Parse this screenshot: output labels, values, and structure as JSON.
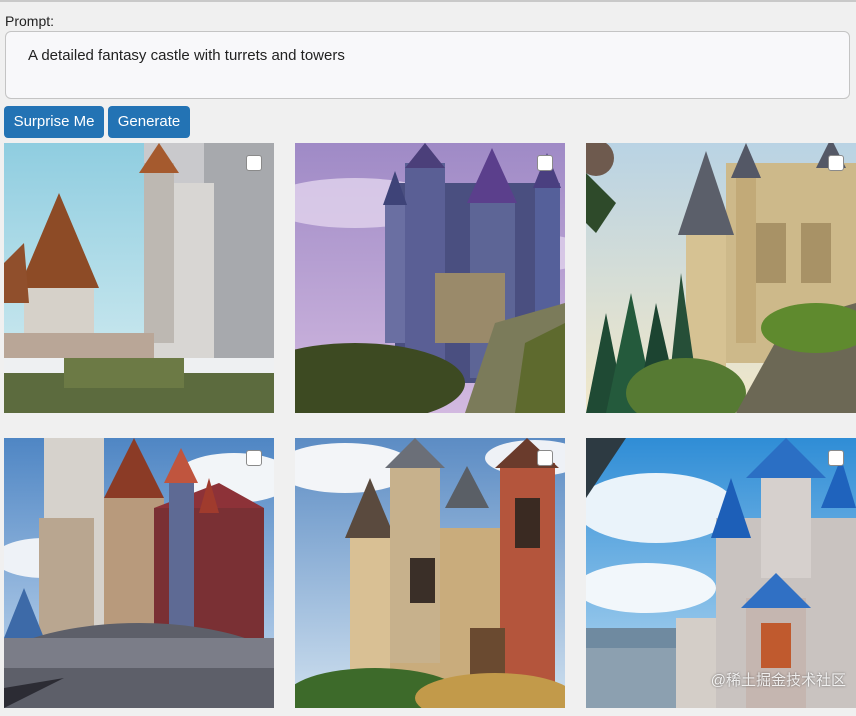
{
  "prompt": {
    "label": "Prompt:",
    "value": "A detailed fantasy castle with turrets and towers"
  },
  "buttons": {
    "surprise_label": "Surprise Me",
    "generate_label": "Generate",
    "color": "#2373b4"
  },
  "images": [
    {
      "subject": "white stone castle with brown conical roofs, snowy ledge",
      "checked": false
    },
    {
      "subject": "purple fairytale castle with blue spires on a cliff",
      "checked": false
    },
    {
      "subject": "golden cathedral-like castle among pine trees",
      "checked": false
    },
    {
      "subject": "painted castle with red and blue turrets, round wall",
      "checked": false
    },
    {
      "subject": "stone castle with grey spires and red brick tower",
      "checked": false
    },
    {
      "subject": "white castle with bright blue spires, mountain view",
      "checked": false
    }
  ],
  "watermark": "@稀土掘金技术社区"
}
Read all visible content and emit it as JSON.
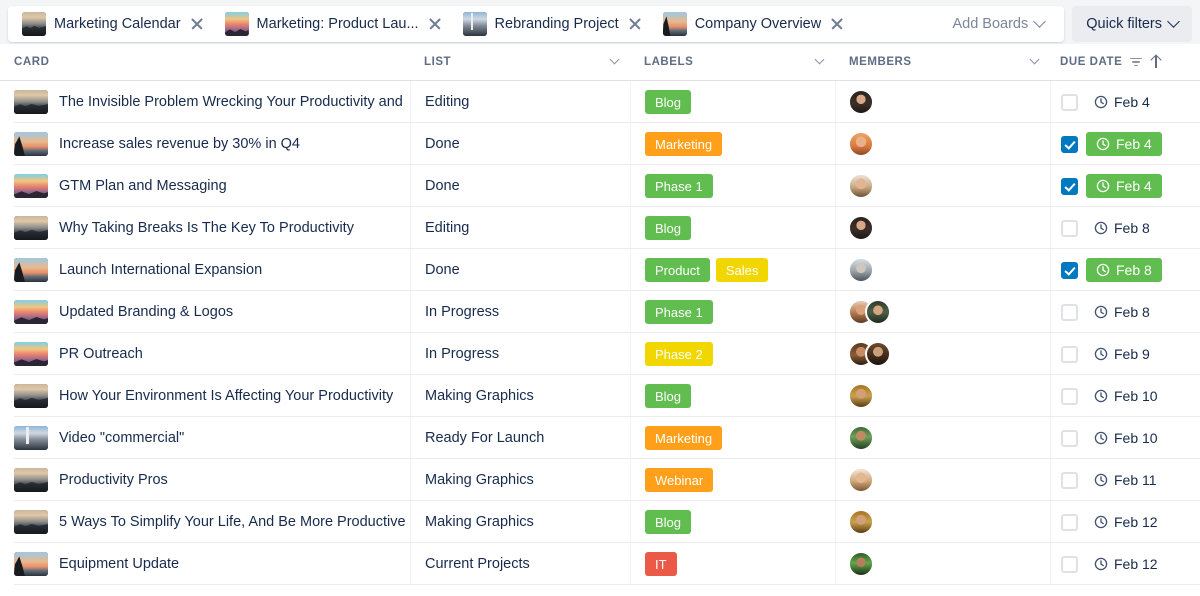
{
  "topbar": {
    "tabs": [
      {
        "label": "Marketing Calendar",
        "thumb": "sunset-a",
        "close_icon": "close-icon"
      },
      {
        "label": "Marketing: Product Lau...",
        "thumb": "sunset-c",
        "close_icon": "close-icon"
      },
      {
        "label": "Rebranding Project",
        "thumb": "night-d",
        "close_icon": "close-icon"
      },
      {
        "label": "Company Overview",
        "thumb": "sunset-b",
        "close_icon": "close-icon"
      }
    ],
    "add_boards_label": "Add Boards",
    "quick_filters_label": "Quick filters"
  },
  "table": {
    "columns": [
      {
        "key": "card",
        "label": "CARD",
        "has_chevron": false
      },
      {
        "key": "list",
        "label": "LIST",
        "has_chevron": true
      },
      {
        "key": "labels",
        "label": "LABELS",
        "has_chevron": true
      },
      {
        "key": "members",
        "label": "MEMBERS",
        "has_chevron": true
      },
      {
        "key": "due",
        "label": "DUE DATE",
        "has_chevron": false,
        "filter_icon": "filter-icon",
        "sort_icon": "sort-ascending-icon"
      }
    ],
    "rows": [
      {
        "title": "The Invisible Problem Wrecking Your Productivity and",
        "thumb": "sunset-a",
        "list": "Editing",
        "labels": [
          {
            "text": "Blog",
            "color": "#61bd4f"
          }
        ],
        "members": [
          "f1"
        ],
        "checked": false,
        "due": "Feb 4",
        "due_complete": false
      },
      {
        "title": "Increase sales revenue by 30% in Q4",
        "thumb": "sunset-b",
        "list": "Done",
        "labels": [
          {
            "text": "Marketing",
            "color": "#ff9f1a"
          }
        ],
        "members": [
          "f2"
        ],
        "checked": true,
        "due": "Feb 4",
        "due_complete": true
      },
      {
        "title": "GTM Plan and Messaging",
        "thumb": "sunset-c",
        "list": "Done",
        "labels": [
          {
            "text": "Phase 1",
            "color": "#61bd4f"
          }
        ],
        "members": [
          "f3"
        ],
        "checked": true,
        "due": "Feb 4",
        "due_complete": true
      },
      {
        "title": "Why Taking Breaks Is The Key To Productivity",
        "thumb": "sunset-a",
        "list": "Editing",
        "labels": [
          {
            "text": "Blog",
            "color": "#61bd4f"
          }
        ],
        "members": [
          "f1"
        ],
        "checked": false,
        "due": "Feb 8",
        "due_complete": false
      },
      {
        "title": "Launch International Expansion",
        "thumb": "sunset-b",
        "list": "Done",
        "labels": [
          {
            "text": "Product",
            "color": "#61bd4f"
          },
          {
            "text": "Sales",
            "color": "#f2d600"
          }
        ],
        "members": [
          "f4"
        ],
        "checked": true,
        "due": "Feb 8",
        "due_complete": true
      },
      {
        "title": "Updated Branding & Logos",
        "thumb": "sunset-c",
        "list": "In Progress",
        "labels": [
          {
            "text": "Phase 1",
            "color": "#61bd4f"
          }
        ],
        "members": [
          "f5",
          "f6"
        ],
        "checked": false,
        "due": "Feb 8",
        "due_complete": false
      },
      {
        "title": "PR Outreach",
        "thumb": "sunset-c",
        "list": "In Progress",
        "labels": [
          {
            "text": "Phase 2",
            "color": "#f2d600"
          }
        ],
        "members": [
          "f7",
          "f8"
        ],
        "checked": false,
        "due": "Feb 9",
        "due_complete": false
      },
      {
        "title": "How Your Environment Is Affecting Your Productivity",
        "thumb": "sunset-a",
        "list": "Making Graphics",
        "labels": [
          {
            "text": "Blog",
            "color": "#61bd4f"
          }
        ],
        "members": [
          "f11"
        ],
        "checked": false,
        "due": "Feb 10",
        "due_complete": false
      },
      {
        "title": "Video \"commercial\"",
        "thumb": "night-d",
        "list": "Ready For Launch",
        "labels": [
          {
            "text": "Marketing",
            "color": "#ff9f1a"
          }
        ],
        "members": [
          "f9"
        ],
        "checked": false,
        "due": "Feb 10",
        "due_complete": false
      },
      {
        "title": "Productivity Pros",
        "thumb": "sunset-a",
        "list": "Making Graphics",
        "labels": [
          {
            "text": "Webinar",
            "color": "#ff9f1a"
          }
        ],
        "members": [
          "f10"
        ],
        "checked": false,
        "due": "Feb 11",
        "due_complete": false
      },
      {
        "title": "5 Ways To Simplify Your Life, And Be More Productive",
        "thumb": "sunset-a",
        "list": "Making Graphics",
        "labels": [
          {
            "text": "Blog",
            "color": "#61bd4f"
          }
        ],
        "members": [
          "f11"
        ],
        "checked": false,
        "due": "Feb 12",
        "due_complete": false
      },
      {
        "title": "Equipment Update",
        "thumb": "sunset-b",
        "list": "Current Projects",
        "labels": [
          {
            "text": "IT",
            "color": "#eb5a46"
          }
        ],
        "members": [
          "f12"
        ],
        "checked": false,
        "due": "Feb 12",
        "due_complete": false
      }
    ]
  },
  "colors": {
    "green": "#61bd4f",
    "orange": "#ff9f1a",
    "yellow": "#f2d600",
    "red": "#eb5a46",
    "checkbox_blue": "#0079bf"
  }
}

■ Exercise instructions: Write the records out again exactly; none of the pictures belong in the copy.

■ Solution to this exercise:
Parse this screenshot: output labels, values, and structure as JSON.
{
  "prompt": {
    "label": "Prompt:",
    "value": "A detailed fantasy castle with turrets and towers"
  },
  "buttons": {
    "surprise_label": "Surprise Me",
    "generate_label": "Generate",
    "color": "#2373b4"
  },
  "images": [
    {
      "subject": "white stone castle with brown conical roofs, snowy ledge",
      "checked": false
    },
    {
      "subject": "purple fairytale castle with blue spires on a cliff",
      "checked": false
    },
    {
      "subject": "golden cathedral-like castle among pine trees",
      "checked": false
    },
    {
      "subject": "painted castle with red and blue turrets, round wall",
      "checked": false
    },
    {
      "subject": "stone castle with grey spires and red brick tower",
      "checked": false
    },
    {
      "subject": "white castle with bright blue spires, mountain view",
      "checked": false
    }
  ],
  "watermark": "@稀土掘金技术社区"
}
Read all visible content and emit it as JSON.
{
  "topbar": {
    "tabs": [
      {
        "label": "Marketing Calendar",
        "thumb": "sunset-a",
        "close_icon": "close-icon"
      },
      {
        "label": "Marketing: Product Lau...",
        "thumb": "sunset-c",
        "close_icon": "close-icon"
      },
      {
        "label": "Rebranding Project",
        "thumb": "night-d",
        "close_icon": "close-icon"
      },
      {
        "label": "Company Overview",
        "thumb": "sunset-b",
        "close_icon": "close-icon"
      }
    ],
    "add_boards_label": "Add Boards",
    "quick_filters_label": "Quick filters"
  },
  "table": {
    "columns": [
      {
        "key": "card",
        "label": "CARD",
        "has_chevron": false
      },
      {
        "key": "list",
        "label": "LIST",
        "has_chevron": true
      },
      {
        "key": "labels",
        "label": "LABELS",
        "has_chevron": true
      },
      {
        "key": "members",
        "label": "MEMBERS",
        "has_chevron": true
      },
      {
        "key": "due",
        "label": "DUE DATE",
        "has_chevron": false,
        "filter_icon": "filter-icon",
        "sort_icon": "sort-ascending-icon"
      }
    ],
    "rows": [
      {
        "title": "The Invisible Problem Wrecking Your Productivity and",
        "thumb": "sunset-a",
        "list": "Editing",
        "labels": [
          {
            "text": "Blog",
            "color": "#61bd4f"
          }
        ],
        "members": [
          "f1"
        ],
        "checked": false,
        "due": "Feb 4",
        "due_complete": false
      },
      {
        "title": "Increase sales revenue by 30% in Q4",
        "thumb": "sunset-b",
        "list": "Done",
        "labels": [
          {
            "text": "Marketing",
            "color": "#ff9f1a"
          }
        ],
        "members": [
          "f2"
        ],
        "checked": true,
        "due": "Feb 4",
        "due_complete": true
      },
      {
        "title": "GTM Plan and Messaging",
        "thumb": "sunset-c",
        "list": "Done",
        "labels": [
          {
            "text": "Phase 1",
            "color": "#61bd4f"
          }
        ],
        "members": [
          "f3"
        ],
        "checked": true,
        "due": "Feb 4",
        "due_complete": true
      },
      {
        "title": "Why Taking Breaks Is The Key To Productivity",
        "thumb": "sunset-a",
        "list": "Editing",
        "labels": [
          {
            "text": "Blog",
            "color": "#61bd4f"
          }
        ],
        "members": [
          "f1"
        ],
        "checked": false,
        "due": "Feb 8",
        "due_complete": false
      },
      {
        "title": "Launch International Expansion",
        "thumb": "sunset-b",
        "list": "Done",
        "labels": [
          {
            "text": "Product",
            "color": "#61bd4f"
          },
          {
            "text": "Sales",
            "color": "#f2d600"
          }
        ],
        "members": [
          "f4"
        ],
        "checked": true,
        "due": "Feb 8",
        "due_complete": true
      },
      {
        "title": "Updated Branding & Logos",
        "thumb": "sunset-c",
        "list": "In Progress",
        "labels": [
          {
            "text": "Phase 1",
            "color": "#61bd4f"
          }
        ],
        "members": [
          "f5",
          "f6"
        ],
        "checked": false,
        "due": "Feb 8",
        "due_complete": false
      },
      {
        "title": "PR Outreach",
        "thumb": "sunset-c",
        "list": "In Progress",
        "labels": [
          {
            "text": "Phase 2",
            "color": "#f2d600"
          }
        ],
        "members": [
          "f7",
          "f8"
        ],
        "checked": false,
        "due": "Feb 9",
        "due_complete": false
      },
      {
        "title": "How Your Environment Is Affecting Your Productivity",
        "thumb": "sunset-a",
        "list": "Making Graphics",
        "labels": [
          {
            "text": "Blog",
            "color": "#61bd4f"
          }
        ],
        "members": [
          "f11"
        ],
        "checked": false,
        "due": "Feb 10",
        "due_complete": false
      },
      {
        "title": "Video \"commercial\"",
        "thumb": "night-d",
        "list": "Ready For Launch",
        "labels": [
          {
            "text": "Marketing",
            "color": "#ff9f1a"
          }
        ],
        "members": [
          "f9"
        ],
        "checked": false,
        "due": "Feb 10",
        "due_complete": false
      },
      {
        "title": "Productivity Pros",
        "thumb": "sunset-a",
        "list": "Making Graphics",
        "labels": [
          {
            "text": "Webinar",
            "color": "#ff9f1a"
          }
        ],
        "members": [
          "f10"
        ],
        "checked": false,
        "due": "Feb 11",
        "due_complete": false
      },
      {
        "title": "5 Ways To Simplify Your Life, And Be More Productive",
        "thumb": "sunset-a",
        "list": "Making Graphics",
        "labels": [
          {
            "text": "Blog",
            "color": "#61bd4f"
          }
        ],
        "members": [
          "f11"
        ],
        "checked": false,
        "due": "Feb 12",
        "due_complete": false
      },
      {
        "title": "Equipment Update",
        "thumb": "sunset-b",
        "list": "Current Projects",
        "labels": [
          {
            "text": "IT",
            "color": "#eb5a46"
          }
        ],
        "members": [
          "f12"
        ],
        "checked": false,
        "due": "Feb 12",
        "due_complete": false
      }
    ]
  },
  "colors": {
    "green": "#61bd4f",
    "orange": "#ff9f1a",
    "yellow": "#f2d600",
    "red": "#eb5a46",
    "checkbox_blue": "#0079bf"
  }
}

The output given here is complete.